- Second, I think that it is helpful to contrast the process Jesus is talking to with the another inside-outside process - temptation. We are tempted when our inner desires are awakened and lured away by external stimuli. So I had an inward orientation in my heart, a proclivity toward sin, so when the opportunity to sin comes calling, I am enticed and dragged away. So temptation is both inward and outward. How do I fight temptation? I both have to shore up my inner resources, set my heart on things above, renew my mind, pray that God would captivate and dwell richly in my heart, yet I also must be wise unto righteousness and avoid sin, cut off opportunities to sin, as Jesus taught us to pray, “Lead me not into temptation.” That’s temptation. No let’s compare that to faith and righteousness. I think what Jesus is saying here is that, through faith in him, he are reoriented, our heart’s have a new orientation, so that we in fact are able to produce good fruit. Yet again their is an external process but in this case the external stimuli is the word of Christ, the gospel. So in order to bear fruit and grow secure in your faith, feed on the word of God and respond in obedience, for this will stimulate your inner man unto righteousness.
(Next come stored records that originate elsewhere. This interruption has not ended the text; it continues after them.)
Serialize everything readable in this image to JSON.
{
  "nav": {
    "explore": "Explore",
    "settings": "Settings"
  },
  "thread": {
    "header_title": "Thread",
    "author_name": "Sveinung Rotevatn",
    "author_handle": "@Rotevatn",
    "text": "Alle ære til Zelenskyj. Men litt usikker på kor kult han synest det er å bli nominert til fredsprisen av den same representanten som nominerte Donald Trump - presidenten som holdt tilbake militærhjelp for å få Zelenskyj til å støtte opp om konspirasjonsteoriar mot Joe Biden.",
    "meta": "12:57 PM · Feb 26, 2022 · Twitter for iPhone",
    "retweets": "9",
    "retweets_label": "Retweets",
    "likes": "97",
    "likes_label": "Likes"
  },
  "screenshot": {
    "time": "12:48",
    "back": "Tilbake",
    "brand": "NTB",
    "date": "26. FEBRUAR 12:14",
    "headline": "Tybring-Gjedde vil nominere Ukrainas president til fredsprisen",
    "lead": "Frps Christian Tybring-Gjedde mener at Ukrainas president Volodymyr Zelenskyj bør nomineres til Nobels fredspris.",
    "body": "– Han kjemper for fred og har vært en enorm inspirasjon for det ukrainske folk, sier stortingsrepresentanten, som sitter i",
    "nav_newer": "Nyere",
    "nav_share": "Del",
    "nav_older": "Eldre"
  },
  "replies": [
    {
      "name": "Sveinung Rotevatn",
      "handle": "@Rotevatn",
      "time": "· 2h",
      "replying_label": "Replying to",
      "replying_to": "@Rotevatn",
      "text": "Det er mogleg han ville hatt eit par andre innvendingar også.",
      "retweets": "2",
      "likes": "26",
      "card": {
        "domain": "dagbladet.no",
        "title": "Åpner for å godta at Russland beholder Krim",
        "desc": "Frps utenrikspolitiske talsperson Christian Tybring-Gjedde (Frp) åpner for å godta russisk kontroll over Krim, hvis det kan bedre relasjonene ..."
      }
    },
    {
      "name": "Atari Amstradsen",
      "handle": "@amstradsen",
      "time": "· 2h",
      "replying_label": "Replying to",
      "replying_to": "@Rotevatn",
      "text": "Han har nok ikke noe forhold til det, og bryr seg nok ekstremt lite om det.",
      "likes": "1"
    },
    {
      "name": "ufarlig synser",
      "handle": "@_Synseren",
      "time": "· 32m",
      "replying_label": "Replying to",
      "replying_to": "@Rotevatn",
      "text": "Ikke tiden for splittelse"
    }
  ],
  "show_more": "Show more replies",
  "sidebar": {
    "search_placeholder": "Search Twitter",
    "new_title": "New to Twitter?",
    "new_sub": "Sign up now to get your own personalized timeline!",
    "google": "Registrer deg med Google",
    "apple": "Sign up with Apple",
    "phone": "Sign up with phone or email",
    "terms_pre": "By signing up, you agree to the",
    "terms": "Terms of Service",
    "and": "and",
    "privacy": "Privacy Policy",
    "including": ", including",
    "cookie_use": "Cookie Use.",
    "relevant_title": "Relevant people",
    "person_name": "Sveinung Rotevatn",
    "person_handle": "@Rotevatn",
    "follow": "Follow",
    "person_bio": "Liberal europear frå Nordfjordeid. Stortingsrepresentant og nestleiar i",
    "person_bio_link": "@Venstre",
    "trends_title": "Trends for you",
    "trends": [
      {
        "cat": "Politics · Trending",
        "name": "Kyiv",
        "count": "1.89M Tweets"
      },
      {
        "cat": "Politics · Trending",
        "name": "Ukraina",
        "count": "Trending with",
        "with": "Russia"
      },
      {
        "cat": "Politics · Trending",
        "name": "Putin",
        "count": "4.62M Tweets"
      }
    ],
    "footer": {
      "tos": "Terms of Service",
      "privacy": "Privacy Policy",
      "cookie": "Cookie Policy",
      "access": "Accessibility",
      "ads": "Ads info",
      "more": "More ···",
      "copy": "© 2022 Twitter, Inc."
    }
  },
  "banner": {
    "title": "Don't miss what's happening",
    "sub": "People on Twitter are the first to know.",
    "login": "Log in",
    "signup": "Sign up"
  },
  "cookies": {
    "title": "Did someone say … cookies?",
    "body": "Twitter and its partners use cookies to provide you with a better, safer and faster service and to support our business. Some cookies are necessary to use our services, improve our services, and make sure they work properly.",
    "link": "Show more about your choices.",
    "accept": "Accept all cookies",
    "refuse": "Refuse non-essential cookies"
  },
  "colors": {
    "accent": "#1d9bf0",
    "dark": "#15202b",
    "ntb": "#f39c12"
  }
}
Set another way, there are four types of people:
- Those whose inner inclination is toward evil, and reject the words of Christ. These are unbelievers and need to hear the gospel and for Christ to change their hearts.
- Those whose inner inclination has been reoriented in Christ, and whose lives are filed with the Word of Christ and marked by obedience. These are generally fruitful Christians who have a good grasp of the inner and outer life.
- Those whose hearts are either still yet unregenerate, or who have withered hearts, who yet still try to obey Christian teaching. The often have a form of godliness but deny the power thereof. Religious people displaying outward morality yet decaying within. The answer to these people, often they try to add more obedience, more formality, more rules, but what they need is more inward attention to Christ. They need to experience the joy of their salvation. They need God to grant them a willing spirit to sustain them. (David prayed for both these things in Psalm 51). Christian, if this is you, you need to fall in love with your saviour again. Worship, cry out for the Holy Spirit to change you from within. Set aside the business of life and pray. Pray in the Spirit, sing in the Spirit. Repent and go back to your first love. Turn your eyes upn Jesus and look full in His wonderful face. Personal worship.
- The fourth type is Christians who believe that their inner life is in order, yet simply do not obey the words of Christ. They wrongly equate obedience with legalism, and in their false freedom they have turned the grace of God into a license to sin. They lie to themselves, God is ok with what I’m doing. Me and God, we’ve got an understanding. I’m a spiritual person, so I don’t worry about living my life according to outside rules. Yet there is no foundation in their life and thus they are in a very precarious position. These people need to see Jesus not only as within them, but above them. How can we call him Lord, yet not do what He says?